Update More commentary here.


PseudoPiskie said...

This article gives one possible explanation. We have to be carefully taught...

Lifting the Rock said...

Thanks for this. No great surprises but it's good to have one's suspicions verified.

Grandmère Mimi said...

So, the conservatives are disproportionately obsessed with issues related to sex....

Could the lesson here be that repression is bad and doesn't really work? Sexual desires will out, sometimes in weird ways, especially when denial of the desires is the default mode of operation.

Paul M said...

I like to chuckle when conservatives criticize liberals for absorbing the popular culture uncritically. Have you ever heard a Biblical defense of torture? In areas of economics and foreign policy, the conservative position is straight out of popular political culture; there is nothing remotely biblical or even theological about its origins.

JCF said...

How anyone can claim the name of Christian and support the most ghastly treatment of another human being is beyond me. And this, to me, summarizes the evil of the religious right activists. They are completely corrupted by hatred.

Corrupted by hatred? No, I think rather that hatred IS their religion: it's that "Cruel Daddy-God" thang...

NancyP said...

The majority of conservatives want to gloss over the really uncomfortable bits in the Bible - the ones that ask for real sacrifices in day-to-day comfort. The sayings of Jesus concerning money and family/clan-mediated security make *every* middle-class person uncomfortable, because it is obvious that most Americans have not only enough to live on, but have an excess of "stuff", eg. thirty t-shirts, while others around the world lack the basics.

Middle-class liberals wring their hands, feel guilt, give money to secular NGOs with practical missions, vote for government social services and their taxes, and occasionally get their hands dirty.

Most middle-class religious conservatives subscribe to a Calvinist philosophy - poverty always a result of moral depravity, laziness, unGodliness, while middle-class or rich status within the "right" churches indicates that the person is one of the Elect. Giving money to help poor people needing the basics of life, or the better things in life, is counterproductive unless the poor person is converted to the "right" church ("saved"). This is all very convenient for ignoring poverty in the community and in other countries, and giving money to churches to rack up conversion numbers and to add extras to the facilities (beyond seating capacity and a sound system). There may be a point at which some individual churches give equal importance to their function as religious worship, teaching, and care-giving groups and their function as semi-closed social clubs (gym facilities, teen rock bands, hobby groups, singles events, etc). Intense concern about non-patriarchal family structure, "unauthorized" sex, the lack of punishment of "unauthorized sex" (stated as concern about "teh ba-beeeezz" until birth), and non-procreative sexual outlets (masturbation and pornography) allows the conservative to "do something" that doesn't question their Calvinistic approach to poor people and to feel morally vindicated at little personal cost. The pastor's strong emphasis on sexual issues also keeps the members anxious/guilty (who hasn't masturbated?) and distracts some people into navel gazing or gossip within the church community. This inwardness fits well with the typical church growth model used by conservative Protestants promoting church as a total environment reducing the need to rub elbows with the "not-us".
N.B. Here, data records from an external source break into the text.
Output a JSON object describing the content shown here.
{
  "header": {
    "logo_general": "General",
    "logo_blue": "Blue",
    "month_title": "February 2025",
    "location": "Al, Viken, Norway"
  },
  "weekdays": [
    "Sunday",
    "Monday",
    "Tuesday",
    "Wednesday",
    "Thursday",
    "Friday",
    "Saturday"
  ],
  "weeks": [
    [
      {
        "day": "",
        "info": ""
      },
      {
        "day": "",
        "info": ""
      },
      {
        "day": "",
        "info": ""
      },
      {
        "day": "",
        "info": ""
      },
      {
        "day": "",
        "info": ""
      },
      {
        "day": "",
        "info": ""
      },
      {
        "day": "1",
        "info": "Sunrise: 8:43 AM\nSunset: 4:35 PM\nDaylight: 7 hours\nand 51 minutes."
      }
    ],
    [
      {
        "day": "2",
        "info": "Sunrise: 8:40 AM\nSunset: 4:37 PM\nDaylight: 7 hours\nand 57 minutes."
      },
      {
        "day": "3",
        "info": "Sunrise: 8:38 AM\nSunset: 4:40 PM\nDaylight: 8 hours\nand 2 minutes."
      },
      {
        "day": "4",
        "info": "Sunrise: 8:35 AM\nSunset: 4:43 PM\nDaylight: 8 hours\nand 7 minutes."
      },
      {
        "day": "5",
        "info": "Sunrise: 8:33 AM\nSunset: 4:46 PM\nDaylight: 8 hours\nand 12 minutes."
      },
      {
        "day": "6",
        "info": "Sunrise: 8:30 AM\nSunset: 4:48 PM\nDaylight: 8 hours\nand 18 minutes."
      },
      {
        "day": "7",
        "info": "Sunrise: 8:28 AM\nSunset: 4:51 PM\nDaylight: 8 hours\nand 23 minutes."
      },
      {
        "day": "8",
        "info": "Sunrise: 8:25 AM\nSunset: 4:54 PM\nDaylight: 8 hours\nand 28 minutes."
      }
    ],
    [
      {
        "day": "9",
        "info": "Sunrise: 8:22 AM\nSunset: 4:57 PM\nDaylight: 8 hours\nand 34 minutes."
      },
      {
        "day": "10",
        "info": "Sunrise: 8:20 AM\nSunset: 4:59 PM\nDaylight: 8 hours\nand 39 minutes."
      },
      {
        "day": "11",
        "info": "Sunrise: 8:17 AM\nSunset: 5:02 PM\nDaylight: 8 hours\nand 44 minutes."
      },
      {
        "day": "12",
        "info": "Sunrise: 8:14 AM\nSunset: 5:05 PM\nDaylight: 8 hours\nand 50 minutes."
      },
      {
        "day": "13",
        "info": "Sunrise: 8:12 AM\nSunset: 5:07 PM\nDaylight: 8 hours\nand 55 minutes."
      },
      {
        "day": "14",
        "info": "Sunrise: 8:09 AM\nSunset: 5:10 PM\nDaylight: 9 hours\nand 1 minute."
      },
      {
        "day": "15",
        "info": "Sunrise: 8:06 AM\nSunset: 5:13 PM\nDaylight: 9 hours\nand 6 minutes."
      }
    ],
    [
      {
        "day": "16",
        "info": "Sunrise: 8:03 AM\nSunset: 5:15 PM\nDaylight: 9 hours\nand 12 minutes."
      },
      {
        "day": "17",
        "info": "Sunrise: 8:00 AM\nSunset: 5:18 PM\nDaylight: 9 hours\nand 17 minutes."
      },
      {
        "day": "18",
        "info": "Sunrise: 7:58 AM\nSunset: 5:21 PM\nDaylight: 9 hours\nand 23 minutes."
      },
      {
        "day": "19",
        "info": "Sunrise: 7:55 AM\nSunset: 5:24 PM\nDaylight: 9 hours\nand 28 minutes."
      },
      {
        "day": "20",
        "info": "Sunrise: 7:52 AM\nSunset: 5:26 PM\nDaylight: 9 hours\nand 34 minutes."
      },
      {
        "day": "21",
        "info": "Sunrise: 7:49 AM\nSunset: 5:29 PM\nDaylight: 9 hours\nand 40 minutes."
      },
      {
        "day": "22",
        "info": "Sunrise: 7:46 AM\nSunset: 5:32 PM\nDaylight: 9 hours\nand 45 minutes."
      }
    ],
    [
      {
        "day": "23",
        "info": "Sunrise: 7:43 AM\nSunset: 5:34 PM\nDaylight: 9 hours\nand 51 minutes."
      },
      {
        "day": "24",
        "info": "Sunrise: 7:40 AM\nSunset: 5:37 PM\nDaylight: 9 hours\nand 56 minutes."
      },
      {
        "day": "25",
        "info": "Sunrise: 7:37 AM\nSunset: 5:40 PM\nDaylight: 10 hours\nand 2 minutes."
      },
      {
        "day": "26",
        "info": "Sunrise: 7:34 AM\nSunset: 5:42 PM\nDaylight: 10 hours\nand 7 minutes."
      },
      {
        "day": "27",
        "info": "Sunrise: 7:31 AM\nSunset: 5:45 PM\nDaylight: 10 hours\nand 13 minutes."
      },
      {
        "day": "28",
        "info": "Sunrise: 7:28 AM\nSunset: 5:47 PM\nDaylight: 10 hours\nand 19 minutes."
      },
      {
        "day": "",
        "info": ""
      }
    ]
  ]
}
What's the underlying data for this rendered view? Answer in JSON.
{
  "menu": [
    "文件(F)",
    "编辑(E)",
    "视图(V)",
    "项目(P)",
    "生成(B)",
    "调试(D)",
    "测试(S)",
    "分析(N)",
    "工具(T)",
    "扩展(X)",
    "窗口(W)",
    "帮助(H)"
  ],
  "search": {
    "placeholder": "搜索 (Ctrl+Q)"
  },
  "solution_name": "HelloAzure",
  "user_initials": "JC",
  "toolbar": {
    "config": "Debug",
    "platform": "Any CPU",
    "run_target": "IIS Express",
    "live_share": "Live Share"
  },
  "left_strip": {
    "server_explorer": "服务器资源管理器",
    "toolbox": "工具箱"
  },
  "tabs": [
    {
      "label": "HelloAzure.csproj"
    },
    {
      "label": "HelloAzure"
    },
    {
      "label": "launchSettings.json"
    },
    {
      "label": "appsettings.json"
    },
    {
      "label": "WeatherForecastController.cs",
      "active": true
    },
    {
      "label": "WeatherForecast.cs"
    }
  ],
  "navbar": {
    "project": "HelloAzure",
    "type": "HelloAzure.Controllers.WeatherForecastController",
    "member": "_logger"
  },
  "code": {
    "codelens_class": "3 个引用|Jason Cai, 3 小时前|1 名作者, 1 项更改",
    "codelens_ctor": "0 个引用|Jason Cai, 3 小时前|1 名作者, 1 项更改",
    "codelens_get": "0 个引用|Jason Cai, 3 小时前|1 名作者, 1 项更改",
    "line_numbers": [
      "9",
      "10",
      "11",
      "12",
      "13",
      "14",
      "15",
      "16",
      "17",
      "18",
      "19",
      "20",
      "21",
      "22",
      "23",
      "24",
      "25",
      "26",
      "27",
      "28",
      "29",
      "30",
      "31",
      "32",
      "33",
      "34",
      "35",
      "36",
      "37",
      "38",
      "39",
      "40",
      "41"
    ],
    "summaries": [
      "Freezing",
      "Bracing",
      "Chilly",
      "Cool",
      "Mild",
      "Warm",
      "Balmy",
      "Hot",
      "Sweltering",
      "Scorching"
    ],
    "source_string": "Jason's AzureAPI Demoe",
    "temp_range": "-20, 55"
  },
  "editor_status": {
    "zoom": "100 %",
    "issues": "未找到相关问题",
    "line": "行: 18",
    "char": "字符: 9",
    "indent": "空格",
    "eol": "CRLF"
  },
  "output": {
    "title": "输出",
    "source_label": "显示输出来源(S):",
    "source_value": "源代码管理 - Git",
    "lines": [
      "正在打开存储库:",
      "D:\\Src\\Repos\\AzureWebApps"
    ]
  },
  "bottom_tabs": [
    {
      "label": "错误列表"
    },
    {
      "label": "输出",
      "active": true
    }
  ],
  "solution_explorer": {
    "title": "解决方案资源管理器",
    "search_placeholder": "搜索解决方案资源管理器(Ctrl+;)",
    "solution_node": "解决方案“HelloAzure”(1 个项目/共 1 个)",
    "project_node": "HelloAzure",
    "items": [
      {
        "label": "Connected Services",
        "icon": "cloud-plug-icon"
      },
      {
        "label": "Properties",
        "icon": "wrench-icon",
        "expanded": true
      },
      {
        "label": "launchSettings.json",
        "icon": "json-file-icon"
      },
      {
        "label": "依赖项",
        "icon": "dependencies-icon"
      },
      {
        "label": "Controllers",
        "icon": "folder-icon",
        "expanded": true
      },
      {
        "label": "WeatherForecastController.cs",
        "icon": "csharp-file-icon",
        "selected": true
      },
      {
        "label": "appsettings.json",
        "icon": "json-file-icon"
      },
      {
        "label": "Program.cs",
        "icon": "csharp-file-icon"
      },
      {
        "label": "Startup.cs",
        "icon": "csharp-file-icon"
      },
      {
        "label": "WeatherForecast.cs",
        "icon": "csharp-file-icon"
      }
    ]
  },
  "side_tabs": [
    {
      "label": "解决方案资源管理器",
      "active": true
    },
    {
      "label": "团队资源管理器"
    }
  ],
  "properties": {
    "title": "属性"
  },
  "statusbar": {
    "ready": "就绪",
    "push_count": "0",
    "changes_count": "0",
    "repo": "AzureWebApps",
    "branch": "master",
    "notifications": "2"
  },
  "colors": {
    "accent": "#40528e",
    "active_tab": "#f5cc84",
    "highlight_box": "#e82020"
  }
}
To be fair, there are many non-famous conservative religious layfolk who avoid condescending to the poor while assisting them - who don't cling to the us vs. them mindset.

Leonardo Ricardo said...

They are completely corrupted by hatred.¨ IT

Now, come on, WE didn´t need to have that spelled out for us did we? We´ve have ears, eyes (mostly) and brains and have known the excluding religious blowhards are amongst the biggest LIARS in the world...just shut the door, turn out the light and guess what? Amnesia sets in (or already did)!

Göran Koch-Swahne said...

I just talked briefly on the phone with a friend, who said à propos a link on Rachel Maddow's show, that isn't the lesson at hand that the more we try to become pure, the more we become hateful and evil.

Brief and simple.